– Before deployment, we should have the inventory list or BOM – how many servers, loggers, sensors and their locations. If its a small setup, then AIOs will do.

– List of network segments to be monitored – ensure span ports are set up and confirm how these are connected to sensors

– Full list of assets to be monitored by Alienvault. We need this and need to be careful. If there are a whole bunch of gateway proxies in that list and you have an AIO running, keep in mind that AIO processes up to 1000 EPS and I have seen proxies bunch together and get a lot more than 1000 EPS.

– Diagram of how AV is setup and distributed across networks. If they are all in the same network, then well and good. Are they traversing the internet to communicate, is VPN required between components?

– HIDS – how many, and how many on Linux and Windows?

– Vulnerability scans – are you running authenticated scans and if so do you have the correct credentials?

– Netflow – how many netflow sources are going to be integrated if you are using netflow?

– File Integrity Monitoring – do you have list of servers and directories/files to monitor?

– Baseline – do you have an idea of what baseline securities are there. For instance, your baseline for normal traffic could be “Access to critical server A is from 7 am to 7 pm Monday to Friday”. Therefore any access out of these hours are abnormal and considered an incident.

In summary, setting up a SIEM (at least for now), isn’t just plug and play and it does all the machine learning it needs to do. Alienvault has threat intelligence to assist in identifying attacks – but for fine tuning and filtering of logs, you would still need to work on it pretty much. But with a checklist in mind, hopefully you start the deployment on the right note.

 

Avant Edge is now Alien Vault

alienvault-logo

PKF Avant Edge is now a channel partner for AlienVault in Malaysia.

Over the course of 5 years since we started in 2010, we have resisted the urge to go into becoming a partner for a particular vendor. We’ve had a number of security companies calling us, and asking us if we wanted to bring in their products, given our incision into the market, especially in BFSI. But most of these products were either heavily priced or just wasn’t right for the sort of customers we know we have.

We also did not want to compromise our audit and assessment integrity by carrying too many third party technologies, as we will end up giving recommendations that suit the margins we are getting on each box.

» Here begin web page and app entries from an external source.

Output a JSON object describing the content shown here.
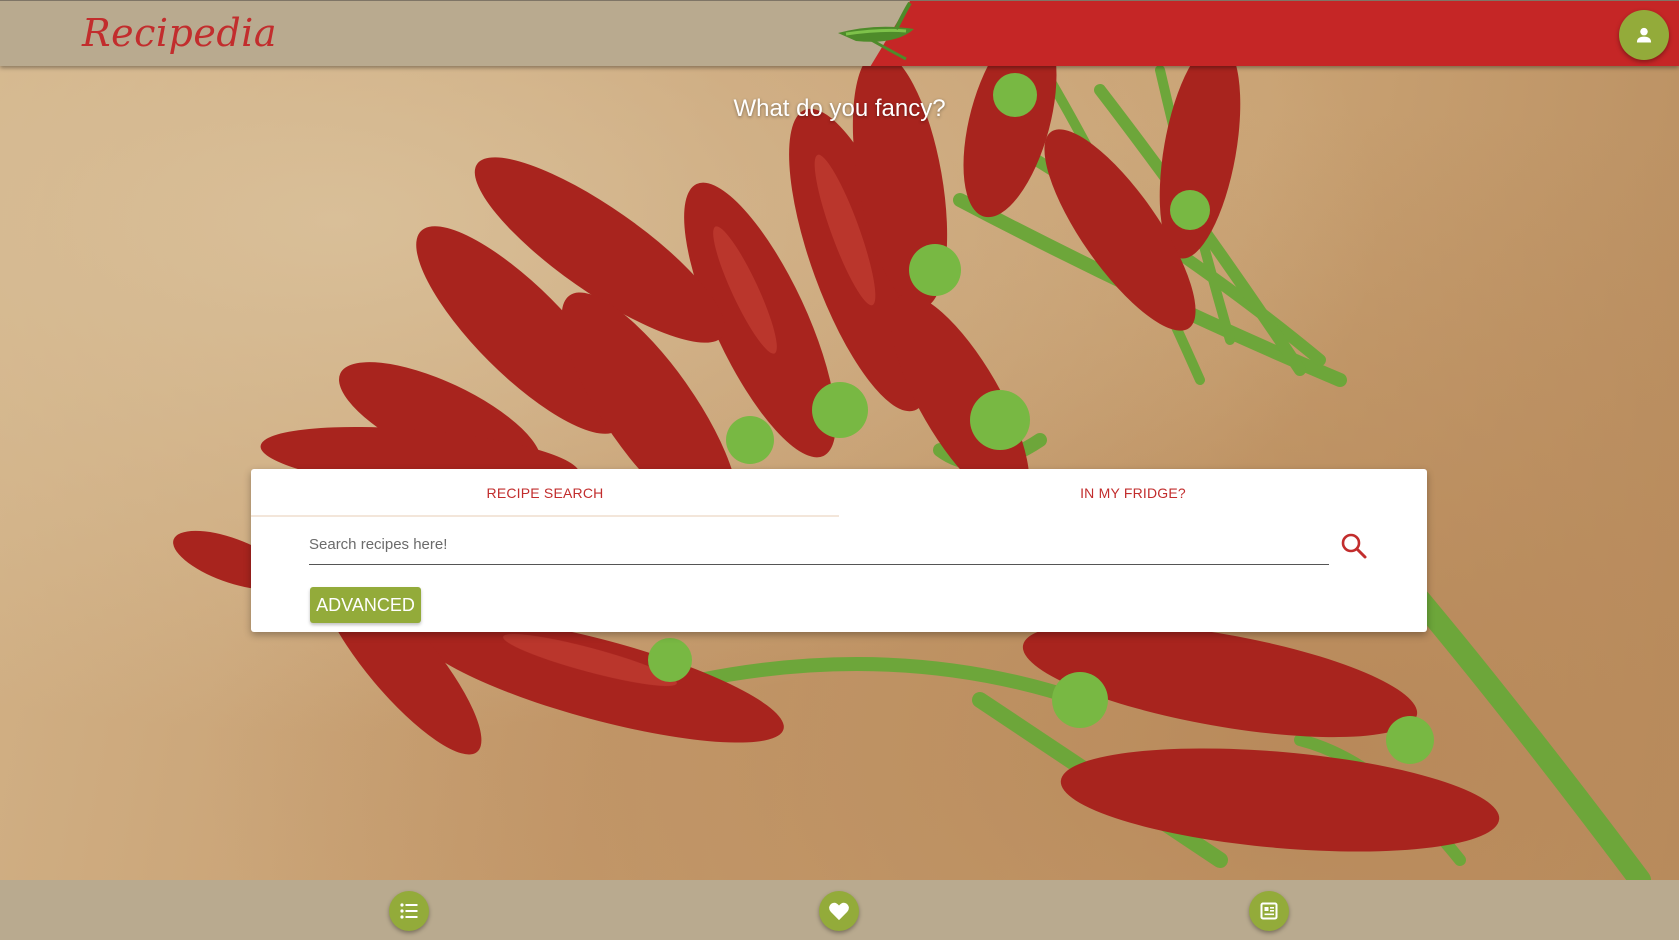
{
  "header": {
    "logo": "Recipedia",
    "profile_icon": "person-icon",
    "decoration_icon": "chili-pepper-icon"
  },
  "hero": {
    "tagline": "What do you fancy?",
    "background_image": "red chili peppers on wooden cutting board"
  },
  "search": {
    "tabs": [
      {
        "label": "RECIPE SEARCH",
        "active": true
      },
      {
        "label": "IN MY FRIDGE?",
        "active": false
      }
    ],
    "placeholder": "Search recipes here!",
    "value": "",
    "search_icon": "search-icon",
    "advanced_label": "ADVANCED"
  },
  "footer": {
    "buttons": [
      {
        "icon": "list-icon"
      },
      {
        "icon": "heart-icon"
      },
      {
        "icon": "news-icon"
      }
    ]
  },
  "colors": {
    "header_bg": "#b9aa8f",
    "header_accent": "#c52626",
    "brand_red": "#c22d2d",
    "accent_green": "#93ab3a",
    "card_bg": "#ffffff"
  }
}
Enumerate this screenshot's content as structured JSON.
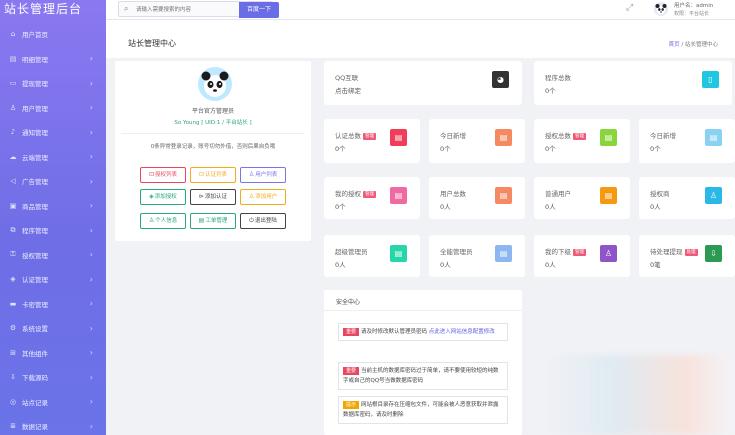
{
  "app": {
    "title": "站长管理后台"
  },
  "sidebar": {
    "items": [
      {
        "label": "用户首页",
        "icon": "home-icon",
        "glyph": "⌂"
      },
      {
        "label": "明细管理",
        "icon": "list-icon",
        "glyph": "▤"
      },
      {
        "label": "提现管理",
        "icon": "cash-icon",
        "glyph": "▭"
      },
      {
        "label": "用户管理",
        "icon": "user-icon",
        "glyph": "♙"
      },
      {
        "label": "通知管理",
        "icon": "bell-icon",
        "glyph": "♪"
      },
      {
        "label": "云端管理",
        "icon": "cloud-icon",
        "glyph": "☁"
      },
      {
        "label": "广告管理",
        "icon": "megaphone-icon",
        "glyph": "◁"
      },
      {
        "label": "商品管理",
        "icon": "box-icon",
        "glyph": "▣"
      },
      {
        "label": "程序管理",
        "icon": "code-icon",
        "glyph": "⧉"
      },
      {
        "label": "授权管理",
        "icon": "key-icon",
        "glyph": "⚿"
      },
      {
        "label": "认证管理",
        "icon": "shield-icon",
        "glyph": "◈"
      },
      {
        "label": "卡密管理",
        "icon": "card-icon",
        "glyph": "▬"
      },
      {
        "label": "系统设置",
        "icon": "gear-icon",
        "glyph": "⚙"
      },
      {
        "label": "其他组件",
        "icon": "grid-icon",
        "glyph": "⊞"
      },
      {
        "label": "下载源码",
        "icon": "download-icon",
        "glyph": "⇩"
      },
      {
        "label": "站点记录",
        "icon": "record-icon",
        "glyph": "◎"
      },
      {
        "label": "数据记录",
        "icon": "database-icon",
        "glyph": "≣"
      }
    ]
  },
  "topbar": {
    "search_placeholder": "请输入需要搜索的内容",
    "search_button": "百度一下",
    "user_name": "用户名：admin",
    "user_role": "权限：平台站长"
  },
  "page": {
    "title": "站长管理中心",
    "breadcrumb_home": "首页",
    "breadcrumb_sep": " / ",
    "breadcrumb_current": "站长管理中心"
  },
  "profile": {
    "role": "平台官方管理员",
    "name": "So Young [ UID:1 / 平台站长 ]",
    "warning": "0条异常登录记录，账号切勿外借，否则后果自负哦",
    "buttons": [
      {
        "label": "授权列表",
        "icon": "tag-icon",
        "glyph": "⊡",
        "color": "#e8475f"
      },
      {
        "label": "认证列表",
        "icon": "badge-icon",
        "glyph": "⊡",
        "color": "#f0ad1e"
      },
      {
        "label": "用户列表",
        "icon": "user-icon",
        "glyph": "♙",
        "color": "#7b74e8"
      },
      {
        "label": "添加授权",
        "icon": "shield-icon",
        "glyph": "◈",
        "color": "#27a97a"
      },
      {
        "label": "添加认证",
        "icon": "play-icon",
        "glyph": "⊳",
        "color": "#444444"
      },
      {
        "label": "添加用户",
        "icon": "user-add-icon",
        "glyph": "♙",
        "color": "#f0ad1e"
      },
      {
        "label": "个人信息",
        "icon": "person-icon",
        "glyph": "♙",
        "color": "#27a97a"
      },
      {
        "label": "工单管理",
        "icon": "ticket-icon",
        "glyph": "▤",
        "color": "#27a97a"
      },
      {
        "label": "退出登陆",
        "icon": "power-icon",
        "glyph": "⏻",
        "color": "#444444"
      }
    ]
  },
  "cards": [
    {
      "title": "QQ互联",
      "value": "点击绑定",
      "badge": "",
      "icon": "qq-icon",
      "glyph": "◕",
      "color": "#333333"
    },
    {
      "title": "程序总数",
      "value": "0个",
      "badge": "",
      "icon": "phone-icon",
      "glyph": "▯",
      "color": "#1fc8e0"
    },
    {
      "title": "认证总数",
      "value": "0个",
      "badge": "管理",
      "icon": "doc-icon",
      "glyph": "▤",
      "color": "#ef3d5a"
    },
    {
      "title": "今日新增",
      "value": "0个",
      "badge": "",
      "icon": "doc-icon",
      "glyph": "▤",
      "color": "#f58a62"
    },
    {
      "title": "授权总数",
      "value": "0个",
      "badge": "管理",
      "icon": "doc-icon",
      "glyph": "▤",
      "color": "#8ad53c"
    },
    {
      "title": "今日新增",
      "value": "0个",
      "badge": "",
      "icon": "doc-icon",
      "glyph": "▤",
      "color": "#8bd2f2"
    },
    {
      "title": "我的授权",
      "value": "0个",
      "badge": "管理",
      "icon": "doc-icon",
      "glyph": "▤",
      "color": "#f069a0"
    },
    {
      "title": "用户总数",
      "value": "0人",
      "badge": "",
      "icon": "doc-icon",
      "glyph": "▤",
      "color": "#f58a62"
    },
    {
      "title": "普通用户",
      "value": "0人",
      "badge": "",
      "icon": "doc-icon",
      "glyph": "▤",
      "color": "#f59a10"
    },
    {
      "title": "授权商",
      "value": "0人",
      "badge": "",
      "icon": "user-icon",
      "glyph": "♙",
      "color": "#29b8e8"
    },
    {
      "title": "超级管理员",
      "value": "0人",
      "badge": "",
      "icon": "doc-icon",
      "glyph": "▤",
      "color": "#25d6a8"
    },
    {
      "title": "全能管理员",
      "value": "0人",
      "badge": "",
      "icon": "doc-icon",
      "glyph": "▤",
      "color": "#8db7f0"
    },
    {
      "title": "我的下级",
      "value": "0人",
      "badge": "管理",
      "icon": "user-icon",
      "glyph": "♙",
      "color": "#8e55c8"
    },
    {
      "title": "待处理提现",
      "value": "0笔",
      "badge": "处理",
      "icon": "download-icon",
      "glyph": "⇩",
      "color": "#2b9a54"
    }
  ],
  "security": {
    "title": "安全中心",
    "notices": [
      {
        "tag": "重要",
        "tag_color": "#e8475f",
        "text": "请及时修改默认管理员密码",
        "link": "点此进入网站信息配置修改"
      },
      {
        "tag": "重要",
        "tag_color": "#e8475f",
        "text": "当前主机的数据库密码过于简单，请不要使用较短的纯数字或自己的QQ号当做数据库密码",
        "link": ""
      },
      {
        "tag": "提示",
        "tag_color": "#f0a700",
        "text": "网站根目录存在压缩包文件，可能会被人恶意获取并泄露数据库密码，请及时删除",
        "link": ""
      }
    ]
  }
}
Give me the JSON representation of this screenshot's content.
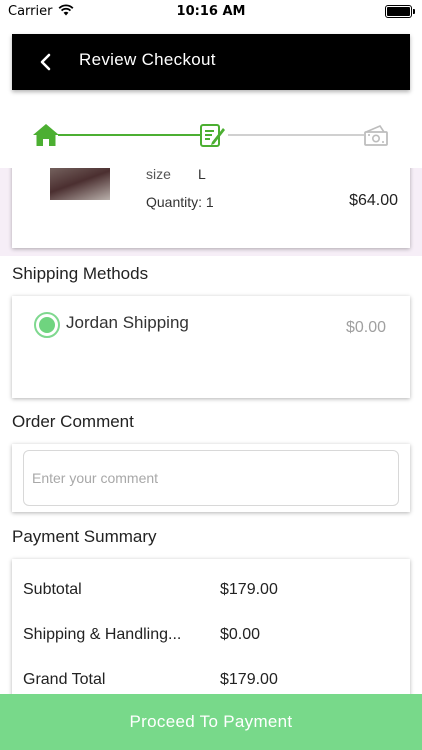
{
  "status_bar": {
    "carrier": "Carrier",
    "time": "10:16 AM",
    "wifi_icon": "wifi-icon",
    "battery_icon": "battery-icon"
  },
  "header": {
    "back_icon": "chevron-left-icon",
    "title": "Review Checkout",
    "background": "#000000"
  },
  "stepper": {
    "steps": [
      {
        "icon": "home-icon",
        "state": "done"
      },
      {
        "icon": "edit-list-icon",
        "state": "current"
      },
      {
        "icon": "money-icon",
        "state": "todo"
      }
    ],
    "active_color": "#4caf32",
    "inactive_color": "#d0d0d0"
  },
  "product": {
    "size_label": "size",
    "size_value": "L",
    "quantity": "Quantity: 1",
    "price": "$64.00"
  },
  "shipping": {
    "title": "Shipping Methods",
    "method_name": "Jordan Shipping",
    "method_price": "$0.00",
    "selected": true
  },
  "comment": {
    "title": "Order Comment",
    "placeholder": "Enter your comment",
    "value": ""
  },
  "summary": {
    "title": "Payment Summary",
    "rows": [
      {
        "label": "Subtotal",
        "value": "$179.00"
      },
      {
        "label": "Shipping & Handling...",
        "value": "$0.00"
      },
      {
        "label": "Grand Total",
        "value": "$179.00"
      }
    ]
  },
  "footer": {
    "proceed_label": "Proceed To Payment",
    "color": "#78d98a"
  }
}
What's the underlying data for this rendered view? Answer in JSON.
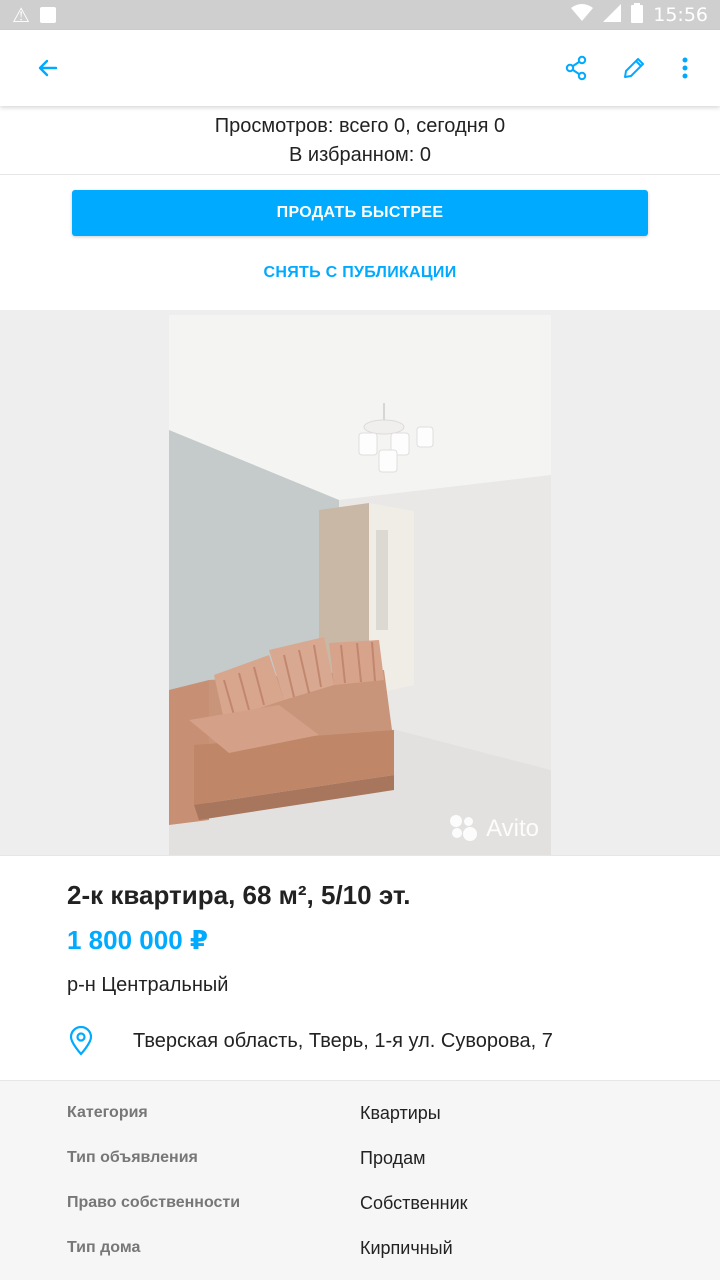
{
  "status_bar": {
    "time": "15:56",
    "icons": [
      "warning-icon",
      "notification-icon",
      "wifi-icon",
      "signal-icon",
      "battery-icon"
    ]
  },
  "app_bar": {
    "icons": [
      "back-arrow-icon",
      "share-icon",
      "pencil-icon",
      "more-vert-icon"
    ],
    "accent_color": "#00aaff"
  },
  "stats": {
    "views": "Просмотров: всего 0, сегодня 0",
    "favorites": "В избранном: 0"
  },
  "actions": {
    "sell_faster": "ПРОДАТЬ БЫСТРЕЕ",
    "unpublish": "СНЯТЬ С ПУБЛИКАЦИИ"
  },
  "photo": {
    "watermark": "Avito"
  },
  "listing": {
    "title": "2-к квартира, 68 м², 5/10 эт.",
    "price": "1 800 000 ₽",
    "district": "р-н Центральный",
    "address": "Тверская область, Тверь, 1-я ул. Суворова, 7"
  },
  "params": [
    {
      "label": "Категория",
      "value": "Квартиры"
    },
    {
      "label": "Тип объявления",
      "value": "Продам"
    },
    {
      "label": "Право собственности",
      "value": "Собственник"
    },
    {
      "label": "Тип дома",
      "value": "Кирпичный"
    }
  ]
}
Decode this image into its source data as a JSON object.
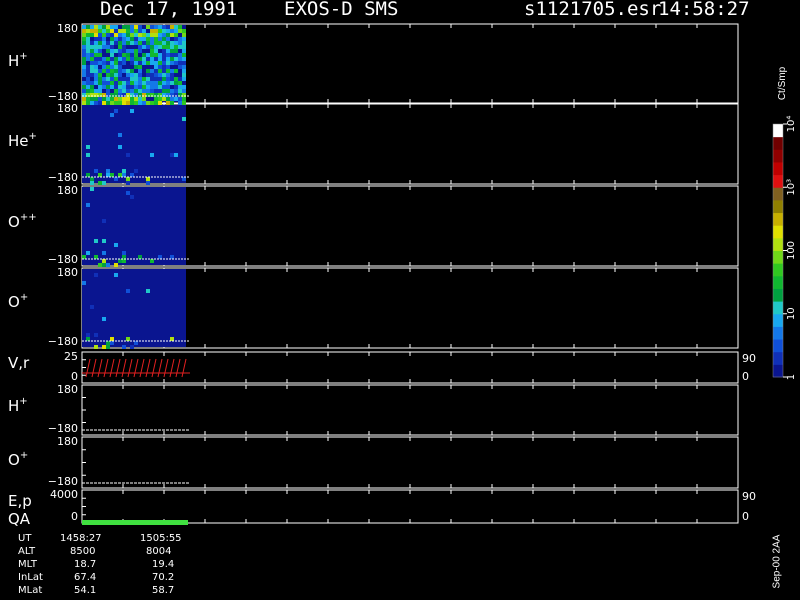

So from the onset, our vision is to give independent advisory, and if there is a great product that comes along, worth recommending, we would do that.

Well – we have been evaluating Alien Vault for a few months now, and about a month ago, we contacted the channel director in the region and asked if he was interested in getting together for a chat. Our philosophies meet. We need to get good products out there that suit our customers – not that suit our margins. Because Avant Edge’s main business is in compliance management and advisory, we don’t have too much stake in pushing Alien Vault down our customer’s collective throats. We are willing to give a demo, or a trial, and if it suits, it suits. If not, let’s move on. Unlike traditional SIs who build consultancy surrounding the technology products, we build products surrounding our consulting services. A slight difference is there.

So over the next few articles, aside from our usual foray into PCI and PDPA, expect a little more on our experience in AlienVault. We believe in hands on experience, so we’ve already set up a trial box in our labs and we are going to walk through the technical details in this blog.

Stay tuned! If you need more information, contact us at alienvault@pkfmalaysia.com. Yes. We started a new mail group for this!

© 2020 PKF AvantEdge

Theme by Anders NorenUp ↑